▶ [AIM OF THE EXERCISE]: Only lines holding the word "Variable" are wanted. Copy them from the listing below.

▶ [SOURCE MATERIAL]:
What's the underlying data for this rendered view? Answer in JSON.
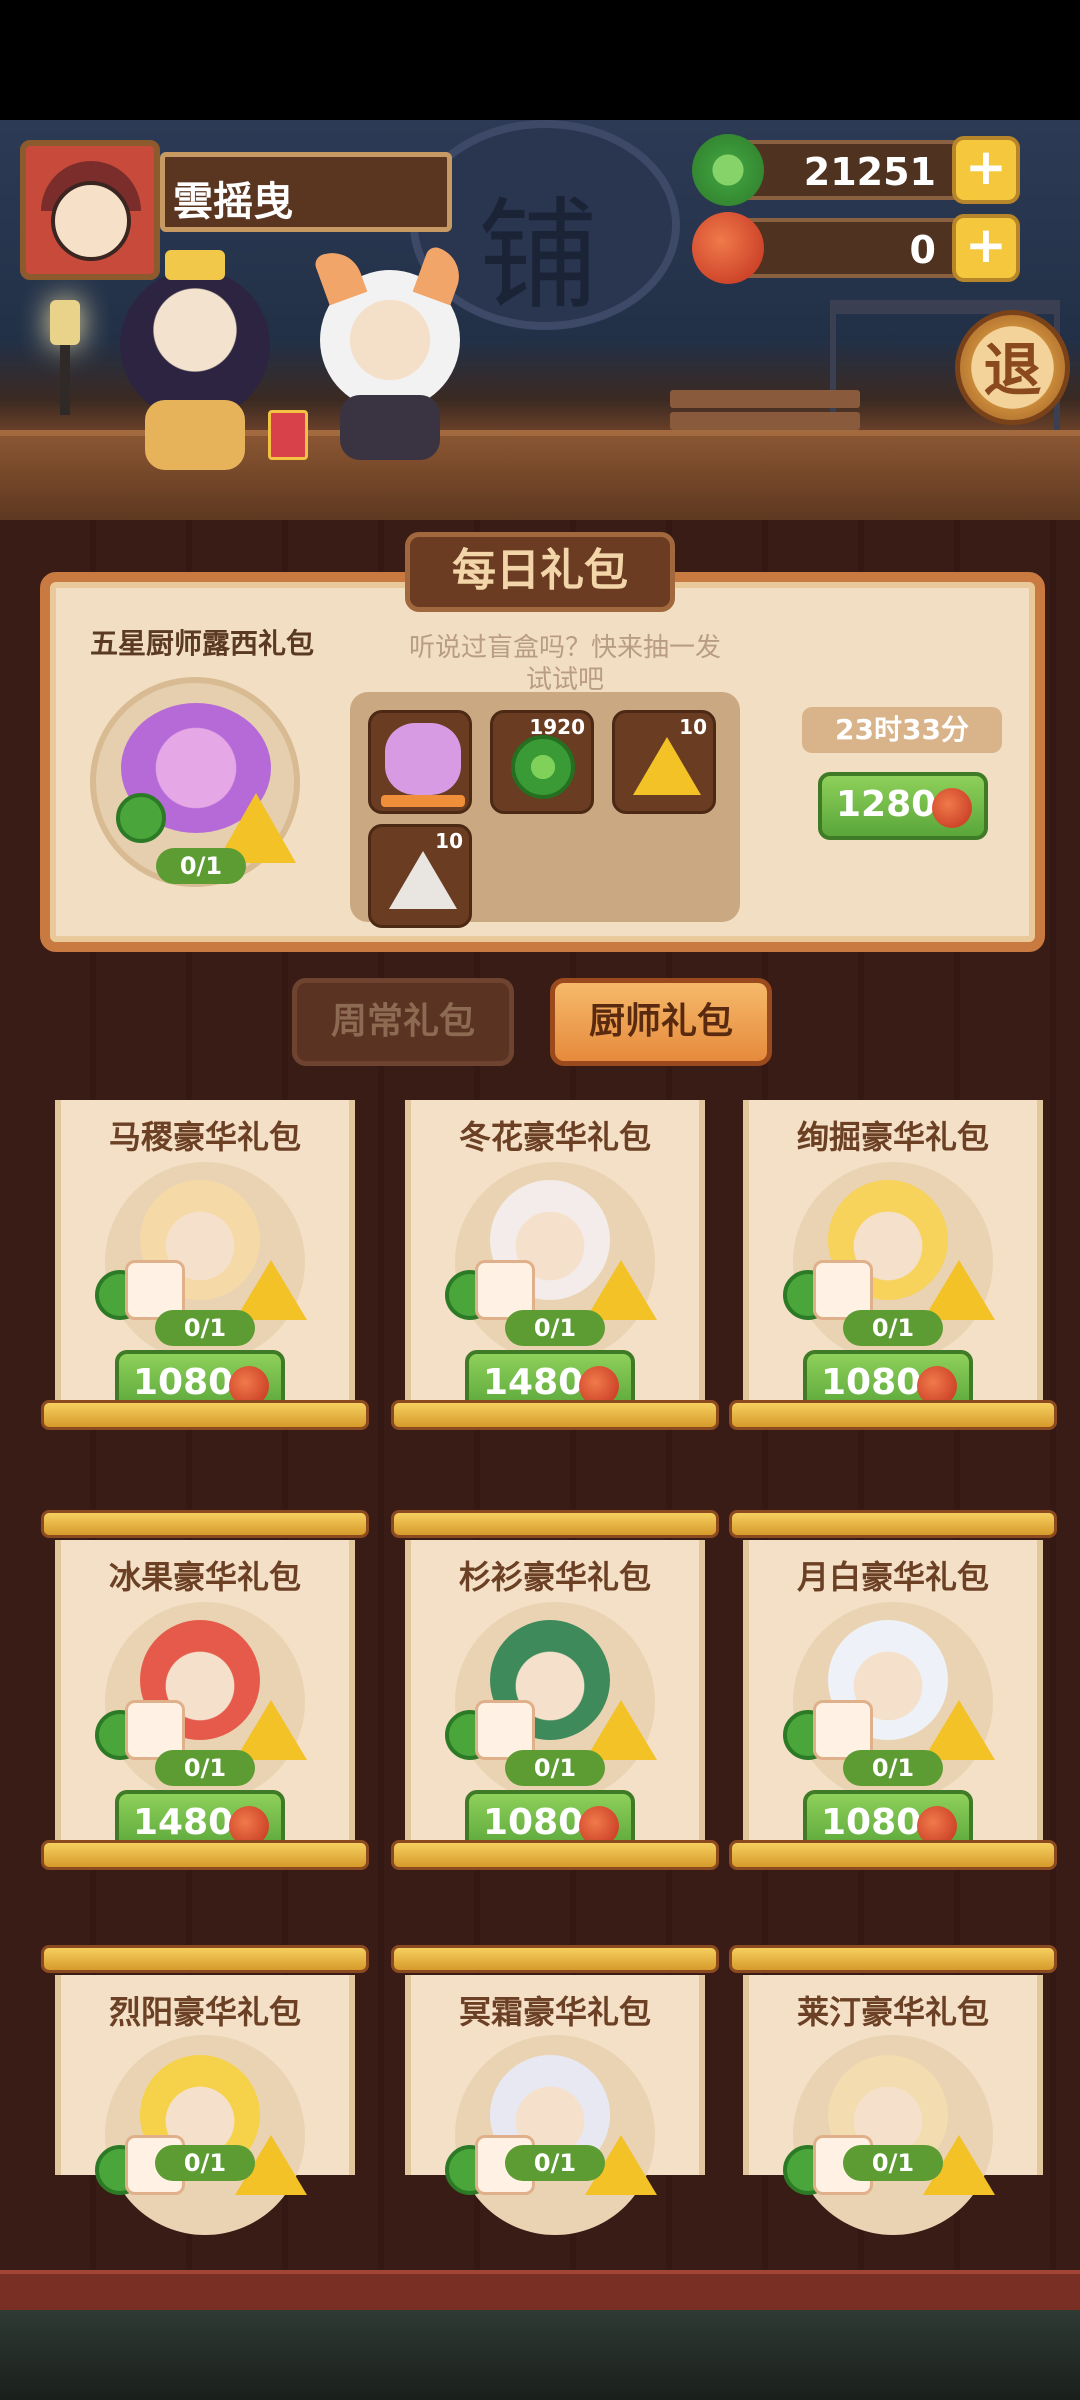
{
  "player": {
    "name": "雲摇曳"
  },
  "currencies": [
    {
      "icon": "jade-coin-icon",
      "value": "21251"
    },
    {
      "icon": "red-apple-icon",
      "value": "0"
    }
  ],
  "exit_label": "退",
  "daily": {
    "title": "每日礼包",
    "pack_name": "五星厨师露西礼包",
    "tease": "听说过盲盒吗？快来抽一发试试吧",
    "count": "0/1",
    "items": [
      {
        "icon": "cat-chef-icon",
        "qty": ""
      },
      {
        "icon": "jade-coin-icon",
        "qty": "1920"
      },
      {
        "icon": "gold-token-icon",
        "qty": "10"
      },
      {
        "icon": "silver-token-icon",
        "qty": "10"
      }
    ],
    "timer": "23时33分",
    "price": "1280"
  },
  "tabs": {
    "weekly": "周常礼包",
    "chef": "厨师礼包"
  },
  "cards": [
    {
      "title": "马稷豪华礼包",
      "count": "0/1",
      "price": "1080",
      "color": "#f5d9a6"
    },
    {
      "title": "冬花豪华礼包",
      "count": "0/1",
      "price": "1480",
      "color": "#f4ecea"
    },
    {
      "title": "绚掘豪华礼包",
      "count": "0/1",
      "price": "1080",
      "color": "#f7d35b"
    },
    {
      "title": "冰果豪华礼包",
      "count": "0/1",
      "price": "1480",
      "color": "#e55a4a"
    },
    {
      "title": "杉衫豪华礼包",
      "count": "0/1",
      "price": "1080",
      "color": "#3f8a5a"
    },
    {
      "title": "月白豪华礼包",
      "count": "0/1",
      "price": "1080",
      "color": "#eef2f8"
    },
    {
      "title": "烈阳豪华礼包",
      "count": "0/1",
      "price": "",
      "color": "#f6d24a"
    },
    {
      "title": "冥霜豪华礼包",
      "count": "0/1",
      "price": "",
      "color": "#e8e8f2"
    },
    {
      "title": "莱汀豪华礼包",
      "count": "0/1",
      "price": "",
      "color": "#f2dcb0"
    }
  ]
}
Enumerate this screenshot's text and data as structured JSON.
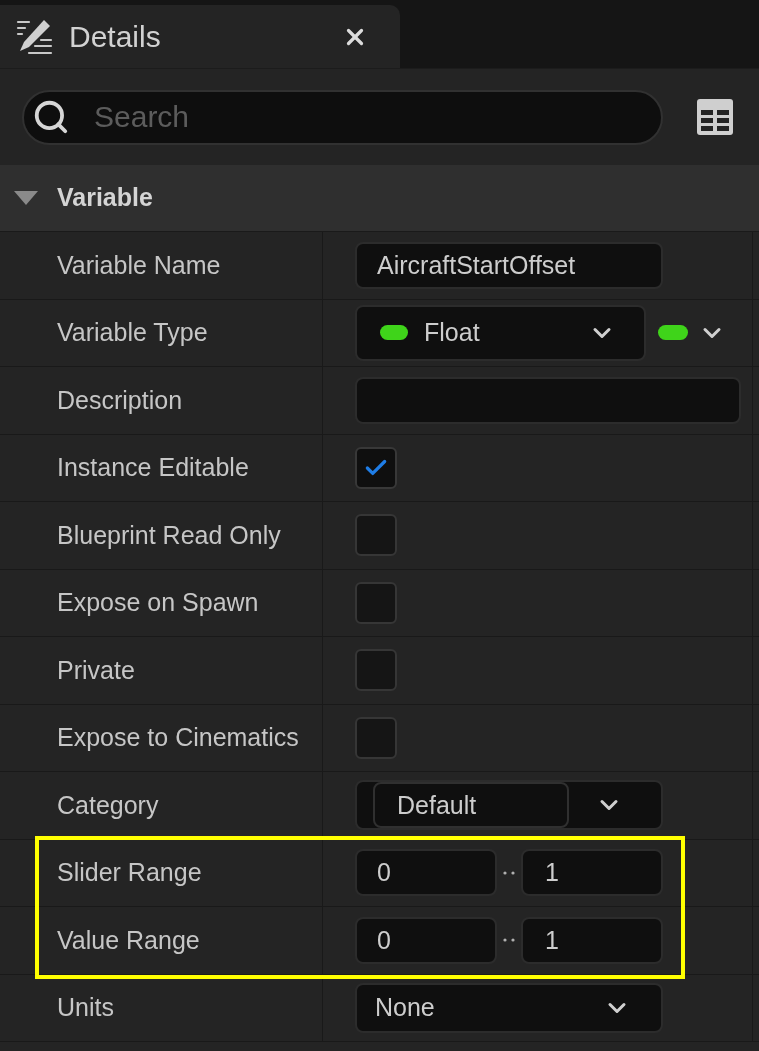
{
  "tab": {
    "title": "Details"
  },
  "search": {
    "placeholder": "Search"
  },
  "section": {
    "title": "Variable",
    "expanded": true
  },
  "rows": [
    {
      "label": "Variable Name",
      "kind": "text",
      "value": "AircraftStartOffset"
    },
    {
      "label": "Variable Type",
      "kind": "type",
      "value": "Float",
      "color": "#3fd41a"
    },
    {
      "label": "Description",
      "kind": "textarea"
    },
    {
      "label": "Instance Editable",
      "kind": "checkbox",
      "checked": true
    },
    {
      "label": "Blueprint Read Only",
      "kind": "checkbox",
      "checked": false
    },
    {
      "label": "Expose on Spawn",
      "kind": "checkbox",
      "checked": false
    },
    {
      "label": "Private",
      "kind": "checkbox",
      "checked": false
    },
    {
      "label": "Expose to Cinematics",
      "kind": "checkbox",
      "checked": false
    },
    {
      "label": "Category",
      "kind": "combo",
      "value": "Default"
    },
    {
      "label": "Slider Range",
      "kind": "range",
      "min": "0",
      "max": "1",
      "highlighted": true
    },
    {
      "label": "Value Range",
      "kind": "range",
      "min": "0",
      "max": "1",
      "highlighted": true
    },
    {
      "label": "Units",
      "kind": "dropdown",
      "value": "None"
    }
  ]
}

▶ [WRITTEN RESPONSE]:
    "title": "Variable",
      "label": "Variable Name",
      "label": "Variable Type",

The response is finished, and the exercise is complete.